Exercise objective |
Every entry below needs to be copied exactly.

(Beginning of Listed records)

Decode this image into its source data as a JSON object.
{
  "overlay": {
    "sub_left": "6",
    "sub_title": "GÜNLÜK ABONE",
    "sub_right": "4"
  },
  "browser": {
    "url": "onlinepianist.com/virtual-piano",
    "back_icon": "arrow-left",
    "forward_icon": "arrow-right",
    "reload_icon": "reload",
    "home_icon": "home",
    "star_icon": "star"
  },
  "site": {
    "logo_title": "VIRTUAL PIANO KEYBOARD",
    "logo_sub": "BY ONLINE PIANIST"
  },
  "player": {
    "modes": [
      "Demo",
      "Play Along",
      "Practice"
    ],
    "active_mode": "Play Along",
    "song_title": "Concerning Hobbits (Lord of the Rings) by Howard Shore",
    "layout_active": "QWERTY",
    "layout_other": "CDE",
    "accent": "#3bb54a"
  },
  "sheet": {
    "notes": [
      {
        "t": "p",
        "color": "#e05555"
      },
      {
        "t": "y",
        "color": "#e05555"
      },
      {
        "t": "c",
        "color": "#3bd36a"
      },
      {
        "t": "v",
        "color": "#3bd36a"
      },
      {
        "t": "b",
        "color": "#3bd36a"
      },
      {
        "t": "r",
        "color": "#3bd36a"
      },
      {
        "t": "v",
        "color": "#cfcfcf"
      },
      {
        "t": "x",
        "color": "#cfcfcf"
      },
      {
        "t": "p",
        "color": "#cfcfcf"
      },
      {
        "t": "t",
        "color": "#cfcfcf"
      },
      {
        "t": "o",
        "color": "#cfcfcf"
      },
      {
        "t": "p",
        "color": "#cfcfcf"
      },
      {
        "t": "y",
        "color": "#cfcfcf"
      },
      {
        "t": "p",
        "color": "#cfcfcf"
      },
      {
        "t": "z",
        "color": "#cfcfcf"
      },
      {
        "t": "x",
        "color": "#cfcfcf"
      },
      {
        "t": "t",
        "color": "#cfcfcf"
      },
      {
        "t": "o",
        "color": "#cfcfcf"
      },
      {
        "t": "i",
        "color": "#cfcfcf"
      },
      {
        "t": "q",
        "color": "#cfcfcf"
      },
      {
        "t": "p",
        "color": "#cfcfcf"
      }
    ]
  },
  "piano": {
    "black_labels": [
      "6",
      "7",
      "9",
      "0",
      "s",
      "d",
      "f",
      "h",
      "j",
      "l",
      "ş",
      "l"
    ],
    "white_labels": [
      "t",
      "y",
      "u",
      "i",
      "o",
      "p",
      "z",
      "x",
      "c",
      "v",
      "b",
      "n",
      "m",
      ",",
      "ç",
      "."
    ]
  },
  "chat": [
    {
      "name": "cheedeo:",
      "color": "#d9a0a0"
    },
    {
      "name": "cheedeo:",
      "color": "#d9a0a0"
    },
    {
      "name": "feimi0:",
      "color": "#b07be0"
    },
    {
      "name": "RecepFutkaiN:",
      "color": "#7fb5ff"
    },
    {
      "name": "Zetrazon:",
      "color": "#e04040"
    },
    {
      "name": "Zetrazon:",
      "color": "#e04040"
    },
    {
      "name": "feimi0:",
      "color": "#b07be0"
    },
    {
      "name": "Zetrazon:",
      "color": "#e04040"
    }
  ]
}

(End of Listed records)

Answer space |
Decode this image into its source data as a JSON object.
{
  "overlay": {
    "sub_left": "6",
    "sub_title": "GÜNLÜK ABONE",
    "sub_right": "4"
  },
  "browser": {
    "url": "onlinepianist.com/virtual-piano",
    "back_icon": "arrow-left",
    "forward_icon": "arrow-right",
    "reload_icon": "reload",
    "home_icon": "home",
    "star_icon": "star"
  },
  "site": {
    "logo_title": "VIRTUAL PIANO KEYBOARD",
    "logo_sub": "BY ONLINE PIANIST"
  },
  "player": {
    "modes": [
      "Demo",
      "Play Along",
      "Practice"
    ],
    "active_mode": "Play Along",
    "song_title": "Concerning Hobbits (Lord of the Rings) by Howard Shore",
    "layout_active": "QWERTY",
    "layout_other": "CDE",
    "accent": "#3bb54a"
  },
  "sheet": {
    "notes": [
      {
        "t": "p",
        "color": "#e05555"
      },
      {
        "t": "y",
        "color": "#e05555"
      },
      {
        "t": "c",
        "color": "#3bd36a"
      },
      {
        "t": "v",
        "color": "#3bd36a"
      },
      {
        "t": "b",
        "color": "#3bd36a"
      },
      {
        "t": "r",
        "color": "#3bd36a"
      },
      {
        "t": "v",
        "color": "#cfcfcf"
      },
      {
        "t": "x",
        "color": "#cfcfcf"
      },
      {
        "t": "p",
        "color": "#cfcfcf"
      },
      {
        "t": "t",
        "color": "#cfcfcf"
      },
      {
        "t": "o",
        "color": "#cfcfcf"
      },
      {
        "t": "p",
        "color": "#cfcfcf"
      },
      {
        "t": "y",
        "color": "#cfcfcf"
      },
      {
        "t": "p",
        "color": "#cfcfcf"
      },
      {
        "t": "z",
        "color": "#cfcfcf"
      },
      {
        "t": "x",
        "color": "#cfcfcf"
      },
      {
        "t": "t",
        "color": "#cfcfcf"
      },
      {
        "t": "o",
        "color": "#cfcfcf"
      },
      {
        "t": "i",
        "color": "#cfcfcf"
      },
      {
        "t": "q",
        "color": "#cfcfcf"
      },
      {
        "t": "p",
        "color": "#cfcfcf"
      }
    ]
  },
  "piano": {
    "black_labels": [
      "6",
      "7",
      "9",
      "0",
      "s",
      "d",
      "f",
      "h",
      "j",
      "l",
      "ş",
      "l"
    ],
    "white_labels": [
      "t",
      "y",
      "u",
      "i",
      "o",
      "p",
      "z",
      "x",
      "c",
      "v",
      "b",
      "n",
      "m",
      ",",
      "ç",
      "."
    ]
  },
  "chat": [
    {
      "name": "cheedeo:",
      "color": "#d9a0a0"
    },
    {
      "name": "cheedeo:",
      "color": "#d9a0a0"
    },
    {
      "name": "feimi0:",
      "color": "#b07be0"
    },
    {
      "name": "RecepFutkaiN:",
      "color": "#7fb5ff"
    },
    {
      "name": "Zetrazon:",
      "color": "#e04040"
    },
    {
      "name": "Zetrazon:",
      "color": "#e04040"
    },
    {
      "name": "feimi0:",
      "color": "#b07be0"
    },
    {
      "name": "Zetrazon:",
      "color": "#e04040"
    }
  ]
}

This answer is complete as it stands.